Tell me how many lines in the data below hold the string "subject", and say nothing else.

*** Data provided ***

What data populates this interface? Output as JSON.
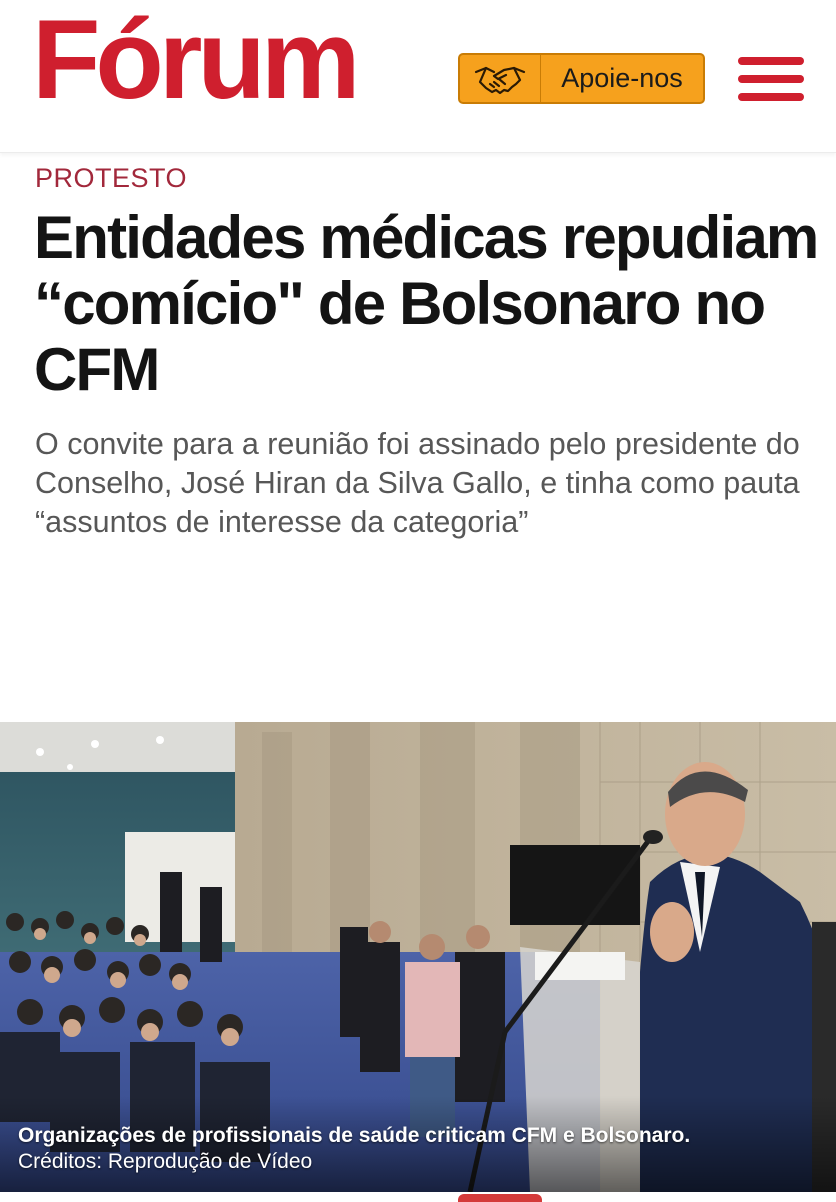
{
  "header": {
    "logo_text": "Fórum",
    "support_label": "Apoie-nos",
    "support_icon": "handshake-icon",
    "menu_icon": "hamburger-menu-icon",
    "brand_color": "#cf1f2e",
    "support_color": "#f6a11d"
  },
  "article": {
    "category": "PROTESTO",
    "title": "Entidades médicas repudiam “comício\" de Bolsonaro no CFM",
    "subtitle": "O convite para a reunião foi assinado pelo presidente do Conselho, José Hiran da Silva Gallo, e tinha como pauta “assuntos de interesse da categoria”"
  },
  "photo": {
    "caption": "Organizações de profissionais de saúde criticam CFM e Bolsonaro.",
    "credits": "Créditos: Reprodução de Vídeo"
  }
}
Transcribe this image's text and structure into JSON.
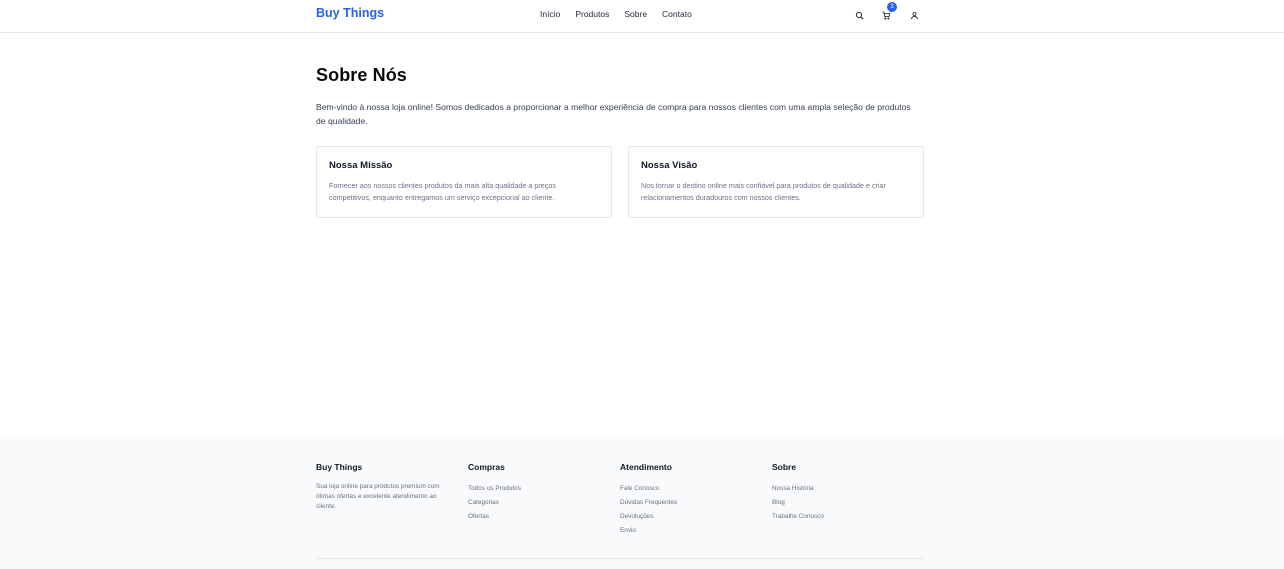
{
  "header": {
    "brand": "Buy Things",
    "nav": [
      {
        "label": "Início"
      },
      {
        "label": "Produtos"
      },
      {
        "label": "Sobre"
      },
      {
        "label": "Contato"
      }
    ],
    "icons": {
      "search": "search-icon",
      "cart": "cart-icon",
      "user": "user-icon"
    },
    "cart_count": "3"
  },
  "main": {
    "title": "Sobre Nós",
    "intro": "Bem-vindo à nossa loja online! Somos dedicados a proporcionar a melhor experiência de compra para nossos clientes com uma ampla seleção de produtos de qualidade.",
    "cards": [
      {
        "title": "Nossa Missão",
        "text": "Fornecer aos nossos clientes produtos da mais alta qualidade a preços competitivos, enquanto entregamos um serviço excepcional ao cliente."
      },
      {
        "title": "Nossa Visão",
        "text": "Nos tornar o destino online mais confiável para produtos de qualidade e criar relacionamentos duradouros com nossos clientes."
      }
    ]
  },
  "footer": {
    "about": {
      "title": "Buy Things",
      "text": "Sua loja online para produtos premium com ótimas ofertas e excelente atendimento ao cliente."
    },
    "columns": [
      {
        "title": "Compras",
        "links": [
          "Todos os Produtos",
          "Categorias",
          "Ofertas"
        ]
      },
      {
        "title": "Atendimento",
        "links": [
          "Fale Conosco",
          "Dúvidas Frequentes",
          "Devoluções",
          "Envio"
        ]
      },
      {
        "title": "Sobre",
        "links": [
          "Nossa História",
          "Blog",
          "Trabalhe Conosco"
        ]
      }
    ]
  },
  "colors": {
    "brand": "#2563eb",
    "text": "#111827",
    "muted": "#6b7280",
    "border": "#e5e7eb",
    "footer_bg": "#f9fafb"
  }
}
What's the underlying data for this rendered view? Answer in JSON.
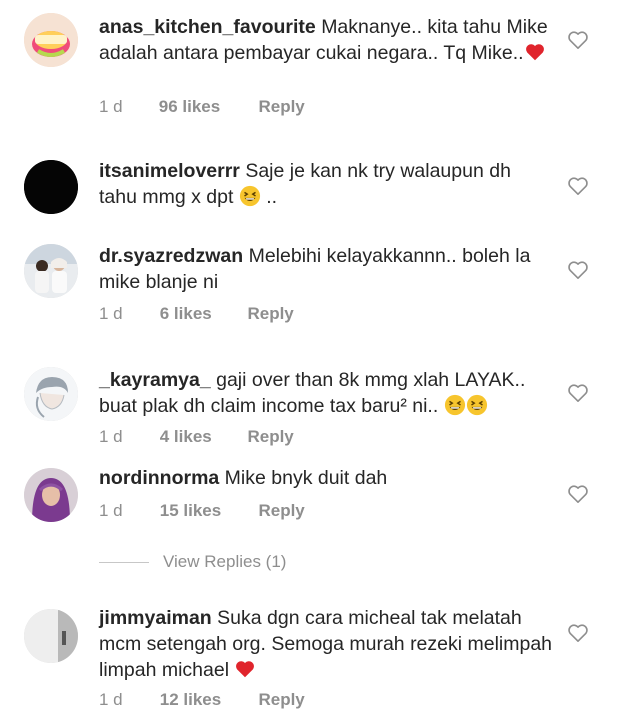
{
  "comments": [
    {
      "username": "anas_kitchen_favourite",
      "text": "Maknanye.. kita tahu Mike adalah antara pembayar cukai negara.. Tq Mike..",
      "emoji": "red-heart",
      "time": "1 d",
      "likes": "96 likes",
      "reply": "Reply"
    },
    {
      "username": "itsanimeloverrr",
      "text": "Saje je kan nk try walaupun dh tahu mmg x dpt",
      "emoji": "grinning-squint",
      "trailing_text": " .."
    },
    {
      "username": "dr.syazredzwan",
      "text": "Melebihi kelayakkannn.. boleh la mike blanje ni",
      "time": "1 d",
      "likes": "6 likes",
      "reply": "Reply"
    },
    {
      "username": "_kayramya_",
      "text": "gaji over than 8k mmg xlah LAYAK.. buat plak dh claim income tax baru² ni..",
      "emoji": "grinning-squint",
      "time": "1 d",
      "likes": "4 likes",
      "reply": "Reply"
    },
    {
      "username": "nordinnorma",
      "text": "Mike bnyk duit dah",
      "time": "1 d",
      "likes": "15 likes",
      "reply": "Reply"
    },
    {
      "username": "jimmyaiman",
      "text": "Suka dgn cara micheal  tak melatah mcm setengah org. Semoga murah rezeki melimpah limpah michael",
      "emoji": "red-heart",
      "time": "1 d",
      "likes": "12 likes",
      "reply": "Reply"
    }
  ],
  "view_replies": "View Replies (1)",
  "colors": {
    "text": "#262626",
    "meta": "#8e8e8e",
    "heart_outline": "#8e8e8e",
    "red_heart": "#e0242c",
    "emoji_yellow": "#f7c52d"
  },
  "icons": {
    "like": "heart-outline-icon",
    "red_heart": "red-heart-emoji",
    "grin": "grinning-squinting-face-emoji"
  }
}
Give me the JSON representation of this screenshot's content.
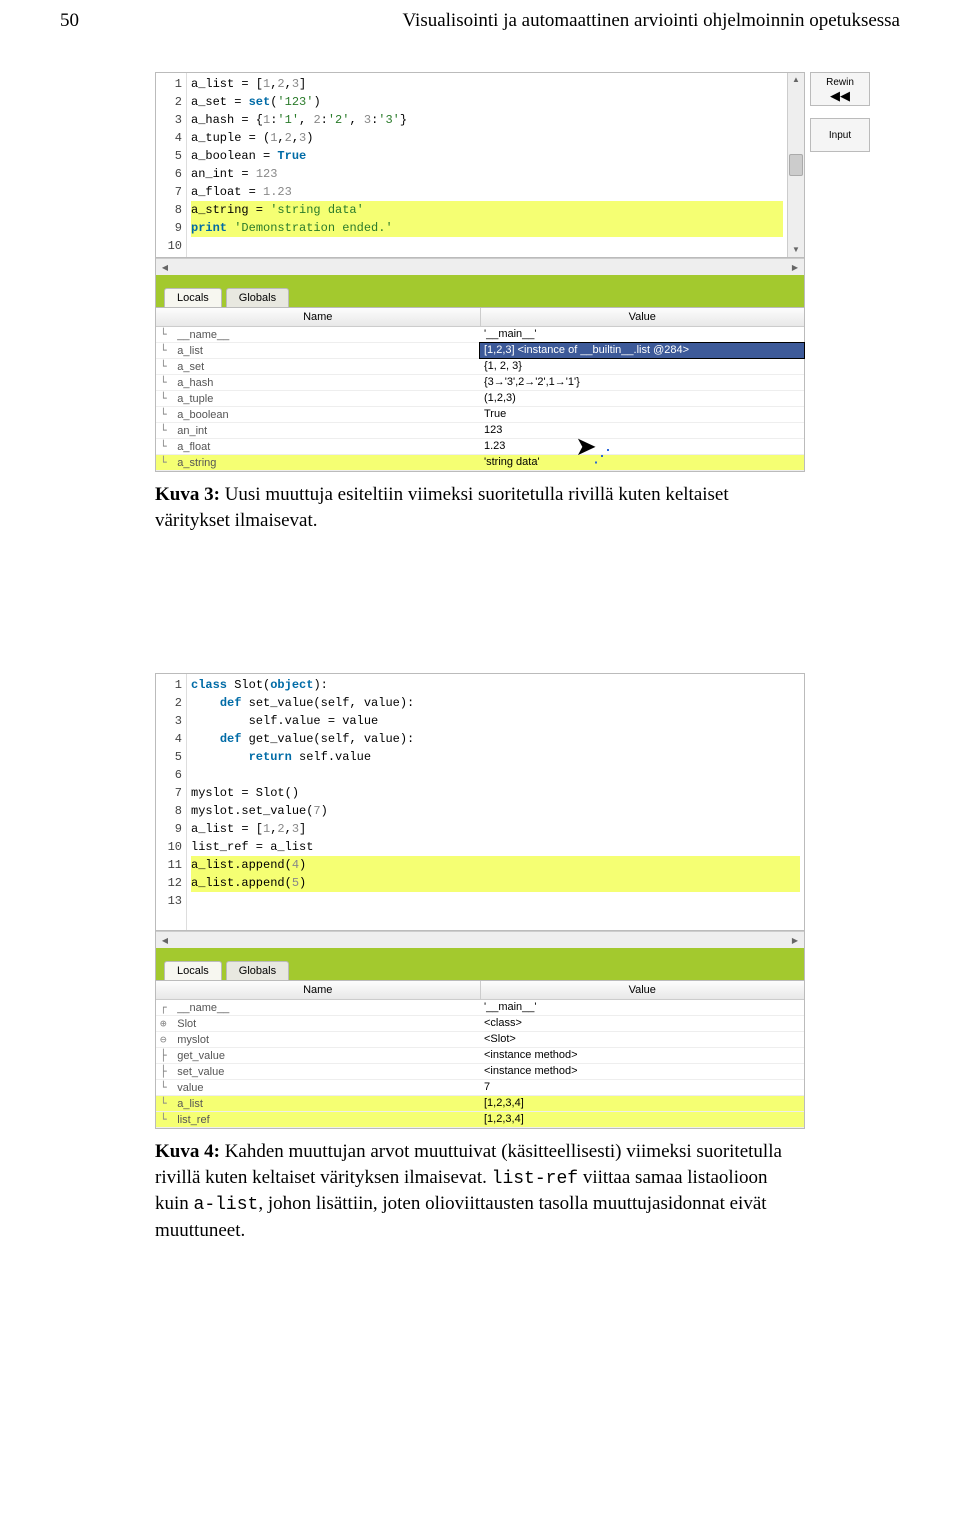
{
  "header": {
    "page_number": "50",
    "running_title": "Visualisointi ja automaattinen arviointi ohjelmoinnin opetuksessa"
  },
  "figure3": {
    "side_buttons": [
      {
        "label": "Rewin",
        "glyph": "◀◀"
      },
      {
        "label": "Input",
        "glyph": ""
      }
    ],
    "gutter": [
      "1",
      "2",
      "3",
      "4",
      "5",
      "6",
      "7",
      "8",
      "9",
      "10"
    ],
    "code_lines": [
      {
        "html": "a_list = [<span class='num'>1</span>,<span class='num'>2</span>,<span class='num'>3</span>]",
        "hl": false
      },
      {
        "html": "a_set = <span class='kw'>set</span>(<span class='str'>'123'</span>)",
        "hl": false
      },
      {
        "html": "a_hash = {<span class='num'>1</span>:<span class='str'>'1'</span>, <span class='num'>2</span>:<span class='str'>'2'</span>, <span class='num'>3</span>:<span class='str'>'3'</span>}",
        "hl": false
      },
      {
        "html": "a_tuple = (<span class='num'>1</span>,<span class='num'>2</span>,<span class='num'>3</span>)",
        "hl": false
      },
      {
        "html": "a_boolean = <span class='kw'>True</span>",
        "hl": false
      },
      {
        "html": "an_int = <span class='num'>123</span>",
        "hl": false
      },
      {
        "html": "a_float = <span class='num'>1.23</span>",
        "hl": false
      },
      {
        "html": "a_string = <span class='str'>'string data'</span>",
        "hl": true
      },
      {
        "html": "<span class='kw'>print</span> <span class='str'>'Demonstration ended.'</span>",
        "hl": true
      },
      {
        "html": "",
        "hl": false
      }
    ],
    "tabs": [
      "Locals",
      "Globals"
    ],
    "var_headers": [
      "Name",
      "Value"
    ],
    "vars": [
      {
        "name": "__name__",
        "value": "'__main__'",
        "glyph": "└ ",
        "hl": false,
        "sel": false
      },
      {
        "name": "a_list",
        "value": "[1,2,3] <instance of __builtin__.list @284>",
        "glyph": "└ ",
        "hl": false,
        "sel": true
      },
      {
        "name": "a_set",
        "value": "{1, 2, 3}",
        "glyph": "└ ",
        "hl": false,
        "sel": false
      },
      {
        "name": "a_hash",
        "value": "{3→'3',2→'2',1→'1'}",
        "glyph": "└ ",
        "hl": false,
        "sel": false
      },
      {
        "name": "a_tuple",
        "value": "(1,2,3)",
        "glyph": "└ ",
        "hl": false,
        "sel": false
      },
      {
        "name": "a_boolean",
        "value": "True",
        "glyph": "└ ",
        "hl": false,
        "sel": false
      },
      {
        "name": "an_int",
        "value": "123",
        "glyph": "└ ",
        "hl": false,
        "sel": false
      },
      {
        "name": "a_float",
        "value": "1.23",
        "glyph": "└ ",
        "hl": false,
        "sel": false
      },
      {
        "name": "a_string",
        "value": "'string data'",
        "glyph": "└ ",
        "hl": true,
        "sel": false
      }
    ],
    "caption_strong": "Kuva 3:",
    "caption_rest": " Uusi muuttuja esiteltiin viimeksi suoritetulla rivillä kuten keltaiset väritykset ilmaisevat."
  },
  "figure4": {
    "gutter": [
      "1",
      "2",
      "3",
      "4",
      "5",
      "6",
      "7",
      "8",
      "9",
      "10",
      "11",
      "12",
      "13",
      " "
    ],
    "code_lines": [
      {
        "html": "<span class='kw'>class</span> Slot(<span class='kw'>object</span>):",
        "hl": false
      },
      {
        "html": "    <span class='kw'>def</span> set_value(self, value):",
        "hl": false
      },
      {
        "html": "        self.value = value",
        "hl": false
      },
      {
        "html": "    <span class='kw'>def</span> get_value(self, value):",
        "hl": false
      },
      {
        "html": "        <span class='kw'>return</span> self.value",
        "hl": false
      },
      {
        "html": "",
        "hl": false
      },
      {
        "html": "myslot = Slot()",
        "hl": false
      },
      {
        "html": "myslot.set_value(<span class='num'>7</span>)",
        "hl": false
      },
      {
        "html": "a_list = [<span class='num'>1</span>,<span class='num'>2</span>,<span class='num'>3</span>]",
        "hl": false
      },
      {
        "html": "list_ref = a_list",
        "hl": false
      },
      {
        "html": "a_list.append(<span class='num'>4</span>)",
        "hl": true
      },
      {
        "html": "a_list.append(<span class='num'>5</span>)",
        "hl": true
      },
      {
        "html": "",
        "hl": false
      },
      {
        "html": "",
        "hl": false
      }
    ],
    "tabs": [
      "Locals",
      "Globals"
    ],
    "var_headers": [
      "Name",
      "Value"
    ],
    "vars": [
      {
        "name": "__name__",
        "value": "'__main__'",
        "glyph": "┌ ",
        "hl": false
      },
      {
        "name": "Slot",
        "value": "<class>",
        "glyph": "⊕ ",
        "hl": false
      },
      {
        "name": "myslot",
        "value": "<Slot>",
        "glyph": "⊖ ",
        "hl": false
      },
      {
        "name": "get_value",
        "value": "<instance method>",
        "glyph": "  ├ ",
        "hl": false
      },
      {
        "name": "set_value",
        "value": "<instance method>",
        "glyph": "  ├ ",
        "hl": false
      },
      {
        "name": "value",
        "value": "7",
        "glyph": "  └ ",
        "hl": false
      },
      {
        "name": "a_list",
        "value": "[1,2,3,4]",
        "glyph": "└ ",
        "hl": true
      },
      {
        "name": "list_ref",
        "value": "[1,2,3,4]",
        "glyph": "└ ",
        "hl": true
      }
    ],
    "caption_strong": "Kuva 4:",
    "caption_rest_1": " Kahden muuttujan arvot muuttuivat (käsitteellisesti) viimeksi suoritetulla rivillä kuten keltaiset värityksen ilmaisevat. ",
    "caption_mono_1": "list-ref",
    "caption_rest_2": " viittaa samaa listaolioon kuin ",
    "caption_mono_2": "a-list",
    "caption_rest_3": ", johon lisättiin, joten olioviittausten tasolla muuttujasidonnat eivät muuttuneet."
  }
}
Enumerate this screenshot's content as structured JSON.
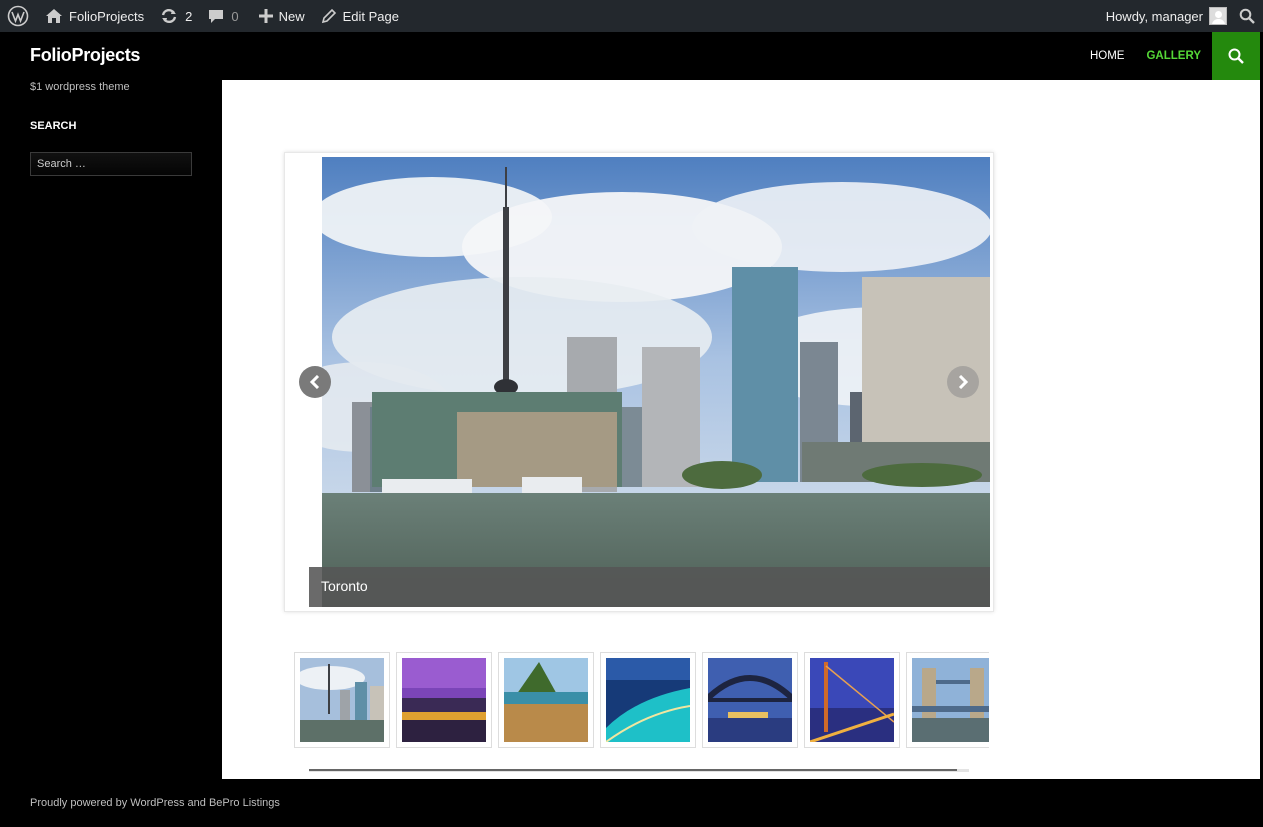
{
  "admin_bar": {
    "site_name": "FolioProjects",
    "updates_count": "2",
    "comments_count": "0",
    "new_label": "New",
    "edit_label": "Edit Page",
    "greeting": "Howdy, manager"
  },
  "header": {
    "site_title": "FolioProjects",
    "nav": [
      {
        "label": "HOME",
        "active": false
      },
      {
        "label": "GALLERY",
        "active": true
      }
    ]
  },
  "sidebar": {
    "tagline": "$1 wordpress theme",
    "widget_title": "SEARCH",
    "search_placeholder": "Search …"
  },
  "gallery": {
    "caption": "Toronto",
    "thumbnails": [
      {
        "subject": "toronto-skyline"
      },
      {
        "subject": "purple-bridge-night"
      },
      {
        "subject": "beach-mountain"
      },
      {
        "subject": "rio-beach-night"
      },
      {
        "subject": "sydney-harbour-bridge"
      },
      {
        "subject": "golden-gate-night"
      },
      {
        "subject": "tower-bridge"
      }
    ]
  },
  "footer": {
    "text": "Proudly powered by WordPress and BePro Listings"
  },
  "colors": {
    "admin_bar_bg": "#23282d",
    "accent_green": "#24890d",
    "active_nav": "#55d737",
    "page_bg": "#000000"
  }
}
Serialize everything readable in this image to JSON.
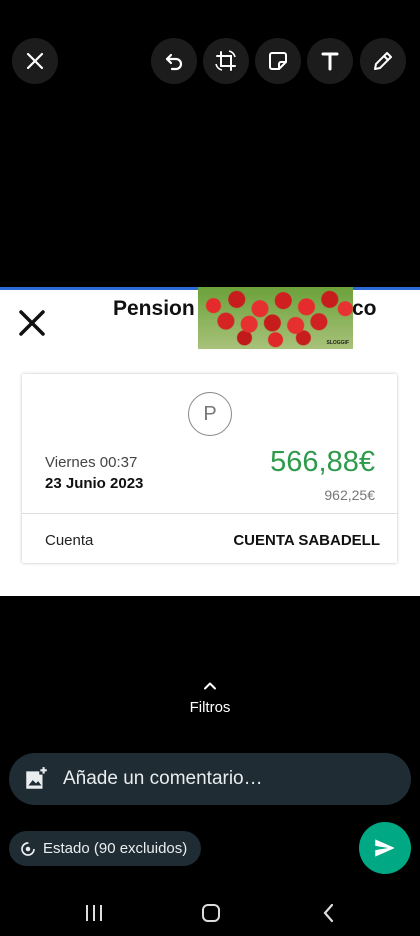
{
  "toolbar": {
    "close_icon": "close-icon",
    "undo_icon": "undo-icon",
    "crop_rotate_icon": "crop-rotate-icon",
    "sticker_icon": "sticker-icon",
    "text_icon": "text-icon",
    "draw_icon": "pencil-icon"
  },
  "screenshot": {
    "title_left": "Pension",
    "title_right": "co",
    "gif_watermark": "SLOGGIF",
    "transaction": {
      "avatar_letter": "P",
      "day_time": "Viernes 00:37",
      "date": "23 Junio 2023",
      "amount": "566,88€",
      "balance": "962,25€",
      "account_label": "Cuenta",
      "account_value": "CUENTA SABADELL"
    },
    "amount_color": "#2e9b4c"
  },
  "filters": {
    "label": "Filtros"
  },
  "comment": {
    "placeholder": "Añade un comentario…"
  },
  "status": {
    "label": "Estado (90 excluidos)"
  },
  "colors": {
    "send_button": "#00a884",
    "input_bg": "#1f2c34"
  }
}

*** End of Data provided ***

Written answer >>
7